Most of these faux leathers are made by layering a plastic on fabric; for most of the twentieth century, that plastic was PVC — the pipes in your plumbing — which created the tragedy known as Naugahyde. In the seventies, manufacturers started experimenting with polyurethane as opposed to PVC, and since then, advances in polymer chemistry have created new ways to apply the coating to the backing, resulting in textiles that feel and wear more like the real stuff, if not better, but won’t age, become discolored, or stretch out over time. All this, and the faux garments can be more affordable for consumers, too, if only relative to the rest of the luxury spectrum: Altuzarra’s fall 2013 “Prince” motorcycle jacket in lambskin will cost $4,065, while a similar poly “Spring” motorcycle style goes for $2,595; McCartney’s handbags average around $1,000 at Bergdorf Goodman.

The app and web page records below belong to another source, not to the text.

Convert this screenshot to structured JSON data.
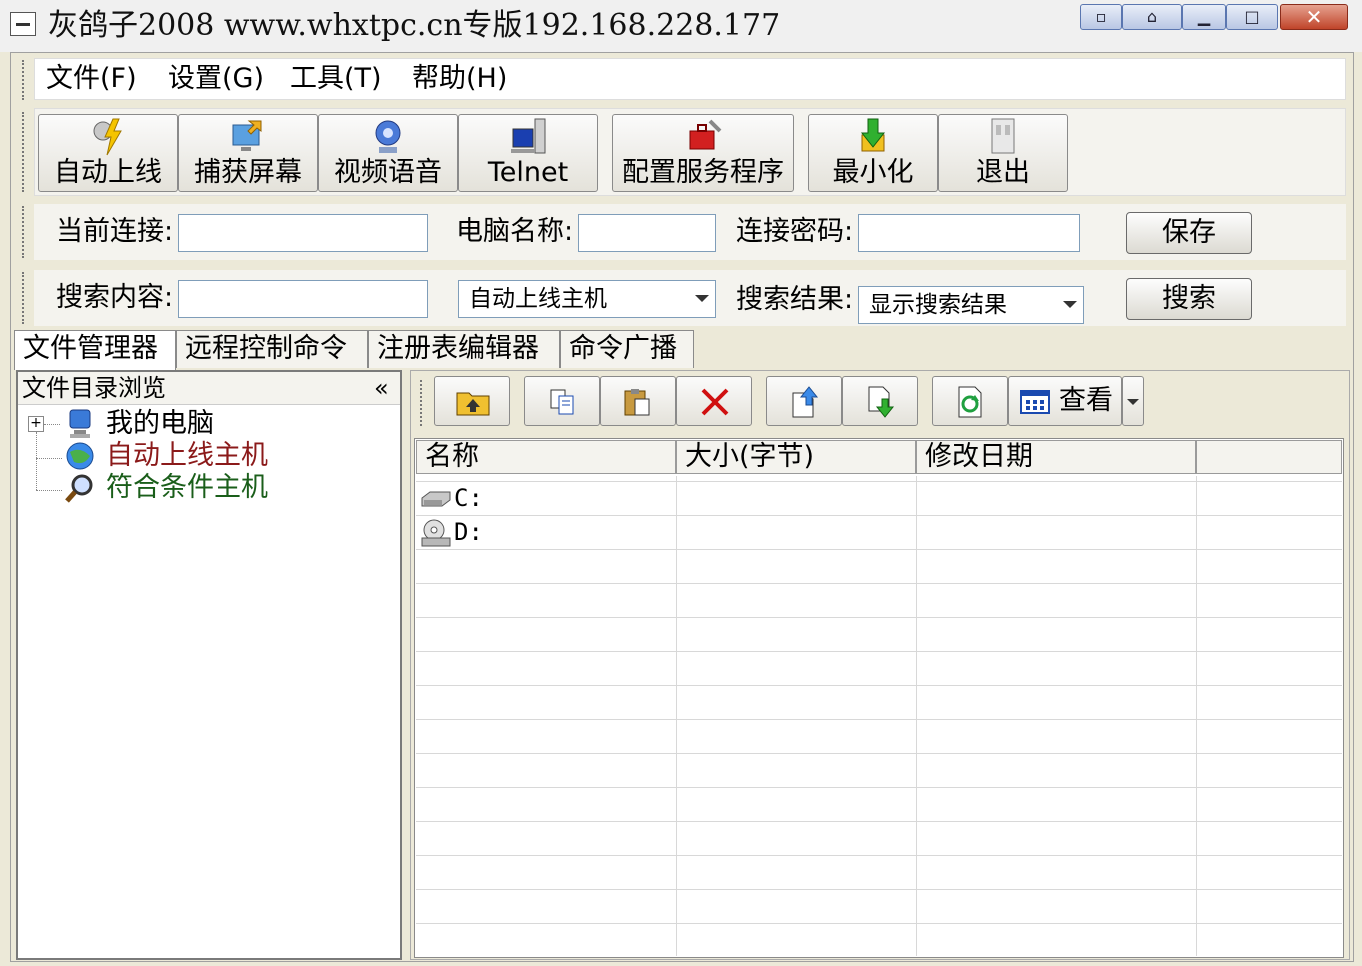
{
  "window": {
    "title": "灰鸽子2008 www.whxtpc.cn专版192.168.228.177"
  },
  "menu": [
    {
      "label": "文件(F)"
    },
    {
      "label": "设置(G)"
    },
    {
      "label": "工具(T)"
    },
    {
      "label": "帮助(H)"
    }
  ],
  "toolbar": {
    "auto_online": "自动上线",
    "capture_screen": "捕获屏幕",
    "video_voice": "视频语音",
    "telnet": "Telnet",
    "config_server": "配置服务程序",
    "minimize": "最小化",
    "exit": "退出"
  },
  "connection": {
    "current_label": "当前连接:",
    "current_value": "",
    "pc_name_label": "电脑名称:",
    "pc_name_value": "",
    "password_label": "连接密码:",
    "password_value": "",
    "save_button": "保存"
  },
  "search": {
    "content_label": "搜索内容:",
    "content_value": "",
    "scope_selected": "自动上线主机",
    "result_label": "搜索结果:",
    "result_selected": "显示搜索结果",
    "search_button": "搜索"
  },
  "tabs": [
    {
      "label": "文件管理器"
    },
    {
      "label": "远程控制命令"
    },
    {
      "label": "注册表编辑器"
    },
    {
      "label": "命令广播"
    }
  ],
  "tree": {
    "header": "文件目录浏览",
    "collapse_glyph": "«",
    "items": [
      {
        "label": "我的电脑",
        "color": "#000000"
      },
      {
        "label": "自动上线主机",
        "color": "#8b1a1a"
      },
      {
        "label": "符合条件主机",
        "color": "#1a5e1a"
      }
    ]
  },
  "file_toolbar": {
    "view_label": "查看"
  },
  "file_list": {
    "columns": [
      "名称",
      "大小(字节)",
      "修改日期"
    ],
    "rows": [
      {
        "name": "C:"
      },
      {
        "name": "D:"
      }
    ]
  },
  "colors": {
    "accent": "#316ac5",
    "delete_red": "#d01010"
  }
}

The people who study and create these materials work for Dow- and Corning-like firms, mostly in Japan. “You see a few smaller houses playing with this, but most of the innovations I’ve seen have come out of larger companies,” Dent adds. By adding acrylic, PVC, and layers of different polyurethane in different thicknesses all together, “they’ll layer it up to really mimic leather as closely as possible.”
Bastian’s Italian manufacturer was the one who suggested he use faux suede in place of the natural option for his double-sided puffer vest. (“The factories are always the ones seeing the new stuff first,” he explains.) Unlike Altuzarra, animal suede had been the initial plan, but the imitation he used, named Alcantara, had the advantage of being waterproof, yes, and not rubbing off on clothing when the suede side was worn inward. “It looks exactly like suede, so we went with it.”
PETA celebrates these materials as “cruelty-free,” and indeed, their use has coincided with a growing interest in veganism in general. But calling them “vegan leather” seems like an oversimplification to many of these designers, most of whom seem to want to avoid the connotation that their clothing is just for animal-cruelty advocates. “The name ‘vegan leather’ is presented by some people like there’s this superiority now,” says Timo Rissonen, who teaches classes on sustainability at Parsons. “Why are we even calling it leather? Because it’s something that people can easily understand.”
And, obviously, there’s no connection with the tanning industry. In fact, Altuzarra says he gets his latest stuff from the same Italian firm that sells Prada their famous technical nylon. And he uses the same analogy as Rissonen, from Parsons, when discussing its obvious connection to carnivorism. “If you go to a vegetarian restaurant and you order a vegan burger,” he begins, “if you’re expecting it to taste like a meat burger, you’re going to be disappointed. But if you sell it as just its own thing, that it’s a patty made with vegetables — that it’s a fabric of its own, in this case — you have to embrace it for what it is.”
Before he released his pieces, he visited a Comme des Garçons store. There, the avant-garde designers have been selling the same motorcycle jacket for nearly 25 years, often — surprisingly — constructed from faux leather, rather than real. So he asked the shopgirl how the latter performed. It still sells out, she told him. “They like what it looks like, and they buy it,” the designer says now. “People just don’t care.”